Dynasty Warriors: Gundam 2 Review

Japanese developer Omega Force must be doing something right. It has been dining out on the same hack ‘n slash formula since 1997, selling over 10 million copies of its 20-plus Dynasty Warriors games to date. This year, predictably, the franchise is back with the sequel to 2007’s Dynasty Warriors Gundam, the developer’s first attempt to re-invent the franchise by ditching its Chinese/Japanese historical roots for outer-space and swapping Emperors and swords for giant robots and an arsenal of high-tech weaponry.

With the setting and characters of Dynasty Warriors Gundam 2 sourced from the Mobile Suit Gundam anime series there’s a predictable Earth-saving scenario to get stuck into. However, no amount of plasma swords, missiles, Gatling guns or jet-packs can make up for the fact that it’s still the same game from all those years ago. Beneath its new exterior Gundam 2 is indistinguishable from its predecessors. The same ideas have been regurgitated and even the same problems that have plagued the series throughout its illustrious history turn up once again to irritate us.

In Gundam 2 the main objective is to control zones on the map, dashing back and forth between areas to help out your allies while fighting waves of enemies in the process.
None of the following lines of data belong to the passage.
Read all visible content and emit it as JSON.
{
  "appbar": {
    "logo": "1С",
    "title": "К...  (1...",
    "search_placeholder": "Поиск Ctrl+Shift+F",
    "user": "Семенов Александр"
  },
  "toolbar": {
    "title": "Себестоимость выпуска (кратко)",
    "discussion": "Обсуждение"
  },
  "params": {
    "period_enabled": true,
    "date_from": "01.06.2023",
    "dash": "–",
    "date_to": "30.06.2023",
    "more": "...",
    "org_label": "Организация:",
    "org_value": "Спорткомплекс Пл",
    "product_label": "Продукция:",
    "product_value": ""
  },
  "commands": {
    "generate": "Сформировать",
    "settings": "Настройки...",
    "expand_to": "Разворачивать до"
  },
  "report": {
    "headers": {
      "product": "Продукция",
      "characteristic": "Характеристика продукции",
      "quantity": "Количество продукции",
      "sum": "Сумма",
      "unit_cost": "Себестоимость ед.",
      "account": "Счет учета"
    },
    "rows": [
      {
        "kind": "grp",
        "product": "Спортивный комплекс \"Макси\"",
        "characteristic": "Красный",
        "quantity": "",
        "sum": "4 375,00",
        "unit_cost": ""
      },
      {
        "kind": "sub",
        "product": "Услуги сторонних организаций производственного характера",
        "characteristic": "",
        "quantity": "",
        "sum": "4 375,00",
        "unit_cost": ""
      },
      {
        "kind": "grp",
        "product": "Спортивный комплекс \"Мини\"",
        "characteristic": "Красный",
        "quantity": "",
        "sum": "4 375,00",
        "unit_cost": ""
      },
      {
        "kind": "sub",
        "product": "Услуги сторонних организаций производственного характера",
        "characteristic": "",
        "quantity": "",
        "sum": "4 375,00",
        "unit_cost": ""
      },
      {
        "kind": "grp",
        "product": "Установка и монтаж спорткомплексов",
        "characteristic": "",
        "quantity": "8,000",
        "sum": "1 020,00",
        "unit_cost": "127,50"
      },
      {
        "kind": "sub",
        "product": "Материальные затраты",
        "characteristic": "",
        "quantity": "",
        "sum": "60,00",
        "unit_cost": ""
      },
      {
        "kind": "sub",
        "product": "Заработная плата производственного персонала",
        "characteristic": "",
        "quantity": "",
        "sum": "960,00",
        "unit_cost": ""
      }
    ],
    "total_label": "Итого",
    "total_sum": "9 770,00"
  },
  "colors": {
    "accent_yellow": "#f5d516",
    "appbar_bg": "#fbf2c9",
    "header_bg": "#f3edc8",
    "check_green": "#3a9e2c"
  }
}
Inevitably you’ll end up facing the enemy commander, who in this case comes in the form of a gigantic robot that puts up much more of a challenge, but is equally as dull to fight as his minions; it’s mind-numbing stuff, it really is. The Dynasty Warriors series has always been an acquired taste, so unless you get a kick from slashing and shooting your way across some incredibly barren environments and knocking down dozens of brainless bots on your way to tackle the slightly more entertaining, but nonetheless extremely frustrating Mech commanders, then you might as well not read on any further.

The big problem we have, and this goes for every Dynasty Warriors game we’ve ever played, is that enemy A.I. is just so unresponsive that it all feels so meaningless and monotonous. You don’t ever really have to take advantage of what, admittedly, is a decent arsenal of weapons and some visually impressive moves. Instead you can quite simply bash the same two face buttons throughout the game and sit back and watch enemy bots fall over like dominoes. Seriously, they just stand around like friends at a funeral! Despite this serious flaw though, the gameplay can still be strangely addictive and the repetitive button mashing almost has a hypnotic effect. So much so that we actually fought through one long-winded battle for almost an hour, even though we hate the game. Perhaps this is why the Dynasty Warriors series has become so popular? We can’t think of any other reason.

The increase to the roster now gives players access to no less than 62 different mech suits so there’s some entertainment to be had of testing out the range of weaponry and special skills on offer. There’s also plenty to do, ton of missions, mech customization and upgrades, plus the chance to play from the perspective of different characters. The two offline game modes offer identical hack ‘n slash/ beat ‘em up gameplay, but there’s the welcome addition of a two player co-op mode and an online component that boasts three game modes, including the obligatory Deathmatch. There’s enough here to keep fans interested for some time, even if the gameplay does inevitably involve hacking through legions of broken bots.

New to the series is the ability to execute aerial maneuvers, which does break up the monotony of constantly fighting on the 2D plane. There’s also some Quick-Time Events that appear during boss battles and require you to press a series of face buttons to correspond with those that flash up on-screen. We’re guessing it was probably added to give combat a new and exciting twist, but instead has the opposite effect, with the QTEs interrupting the flow of the game and its fast pace, which is arguably one of the reasons why people find the franchise so addictive in the first place. If anything, you could say that this addition takes the series a step backwards rather than improving on what it already had. If the developer really wanted to improve things, it should have sorted out the basics rather than add on new features.

There’s not much more to say about Dynasty Warriors Gundam 2 – not without us getting irate, that is. If you watch the anime series you may get a kick out of the storyline, but it will be lost on anyone else. If you’ve ever enjoyed a Dynasty Warriors game then there’s no reason at all why you won’t enjoy Gundam 2; it’s essentially the same game. Everyone else though will be bored out of their minds and wonder just why this mundane series continues to be churned out at such an alarming rate.



The Final Word

A game that will appeal to fans of the Gundam anime series and Dynasty Warriors franchise only. If you haven't played DW before, then steer well clear of this.